##### INFORMATION SUPPLIED #####

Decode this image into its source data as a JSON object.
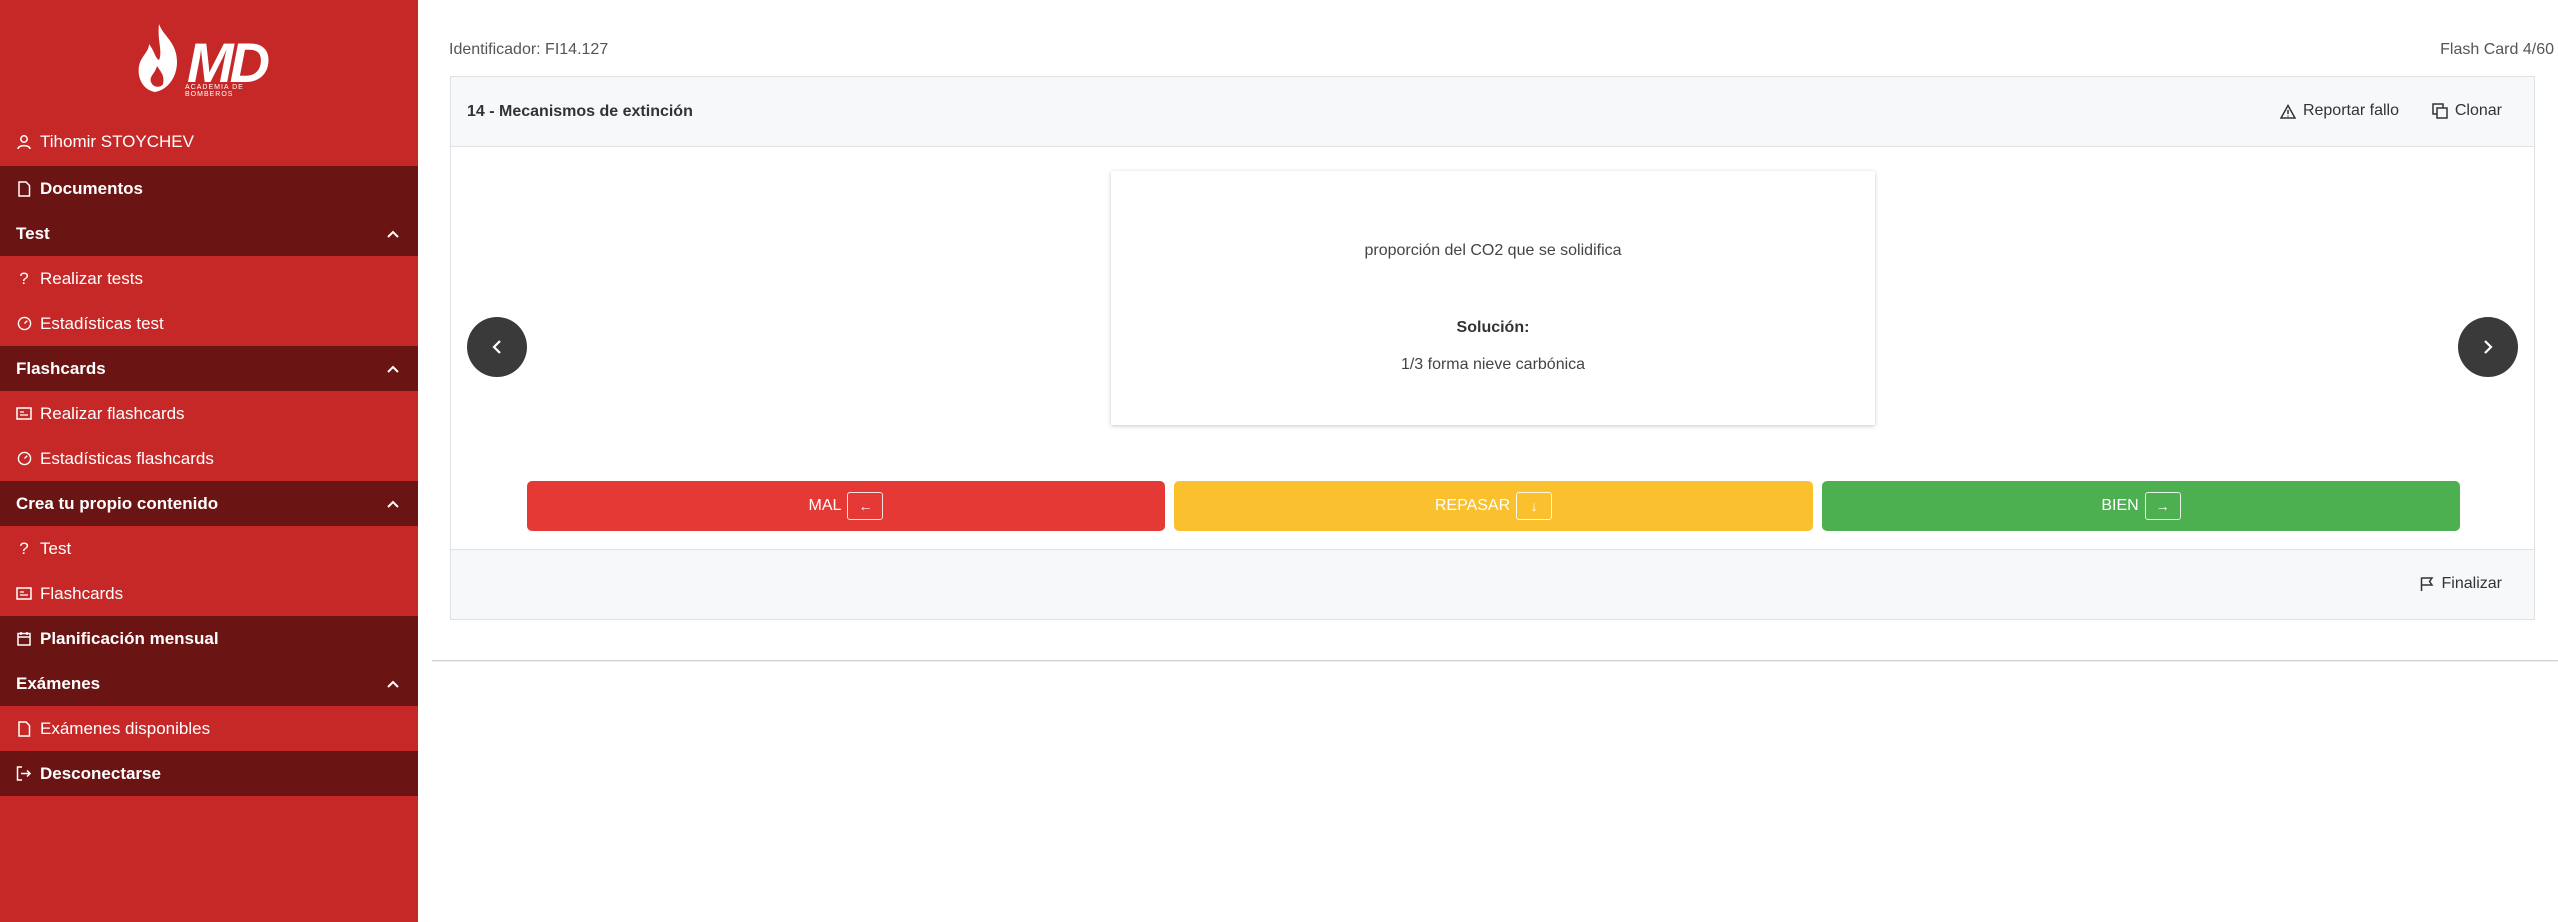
{
  "brand": {
    "logo_text": "MD",
    "logo_tagline": "ACADEMIA DE BOMBEROS"
  },
  "user": {
    "name": "Tihomir STOYCHEV"
  },
  "sidebar": {
    "documentos": "Documentos",
    "test_section": "Test",
    "realizar_tests": "Realizar tests",
    "estadisticas_test": "Estadísticas test",
    "flashcards_section": "Flashcards",
    "realizar_flashcards": "Realizar flashcards",
    "estadisticas_flashcards": "Estadísticas flashcards",
    "crea_section": "Crea tu propio contenido",
    "crea_test": "Test",
    "crea_flashcards": "Flashcards",
    "planificacion": "Planificación mensual",
    "examenes_section": "Exámenes",
    "examenes_disponibles": "Exámenes disponibles",
    "desconectarse": "Desconectarse"
  },
  "main": {
    "identifier": "Identificador: FI14.127",
    "counter": "Flash Card 4/60",
    "card_title": "14 - Mecanismos de extinción",
    "report_label": "Reportar fallo",
    "clone_label": "Clonar",
    "question": "proporción del CO2 que se solidifica",
    "solution_label": "Solución:",
    "answer": "1/3 forma nieve carbónica",
    "finish_label": "Finalizar"
  },
  "grades": {
    "bad_label": "MAL",
    "bad_key": "←",
    "review_label": "REPASAR",
    "review_key": "↓",
    "good_label": "BIEN",
    "good_key": "→"
  },
  "colors": {
    "sidebar": "#c62828",
    "sidebar_dark": "#6b1414",
    "bad": "#e53935",
    "review": "#fbc02d",
    "good": "#4caf50",
    "nav_button": "#3a3a3a"
  }
}
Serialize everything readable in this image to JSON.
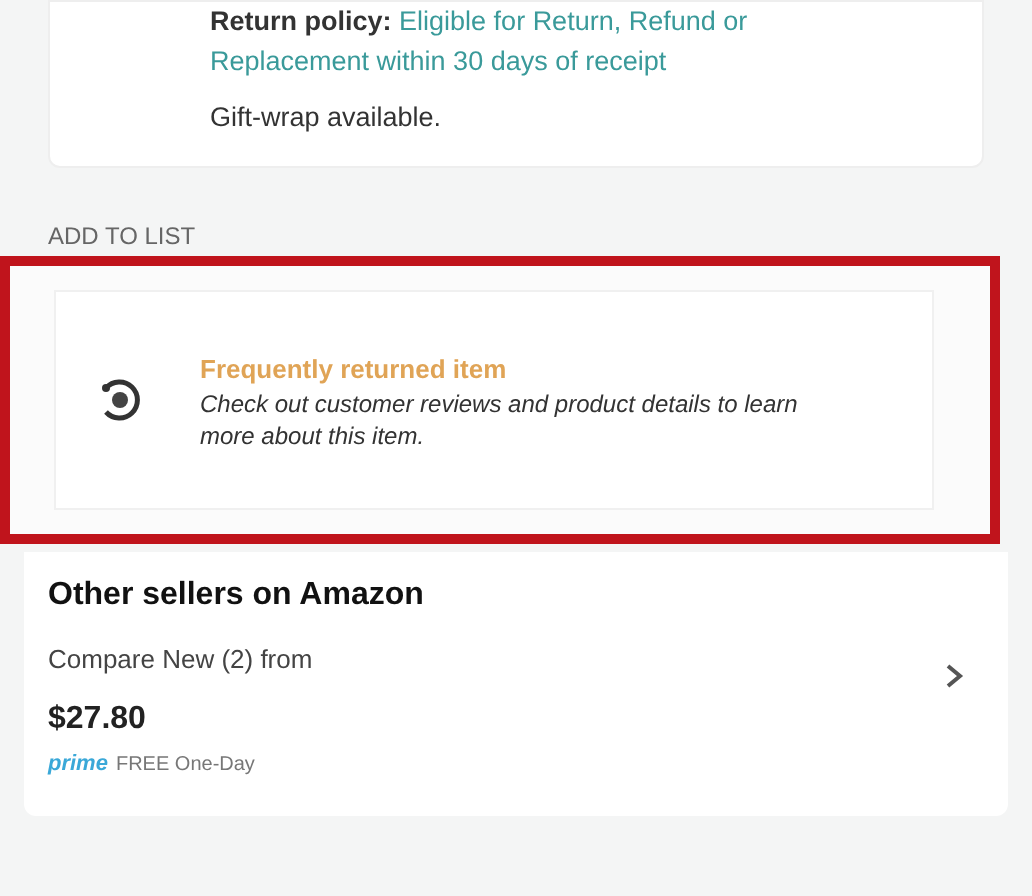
{
  "return_info": {
    "policy_label": "Return policy:",
    "policy_text": "Eligible for Return, Refund or Replacement within 30 days of receipt",
    "gift_wrap": "Gift-wrap available."
  },
  "add_to_list": "ADD TO LIST",
  "notice": {
    "title": "Frequently returned item",
    "body": "Check out customer reviews and product details to learn more about this item.",
    "highlighted": true
  },
  "other_sellers": {
    "title": "Other sellers on Amazon",
    "compare": "Compare New (2) from",
    "price": "$27.80",
    "prime": "prime",
    "delivery": "FREE One-Day"
  }
}
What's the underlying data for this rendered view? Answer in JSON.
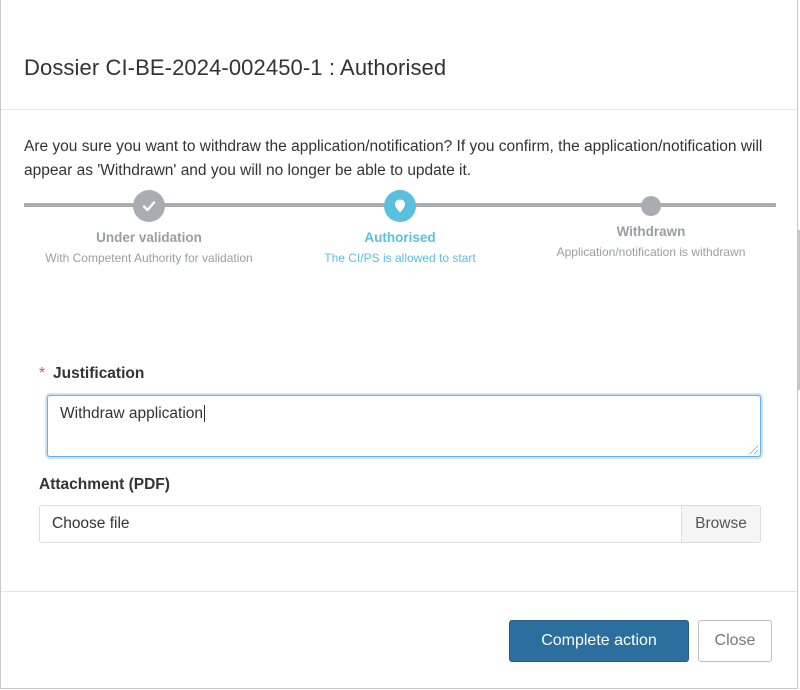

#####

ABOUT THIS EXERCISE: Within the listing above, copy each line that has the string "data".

WORKED SOLUTION:
Decode this image into its source data as a JSON object.
What's the underlying data for this rendered view? Answer in JSON.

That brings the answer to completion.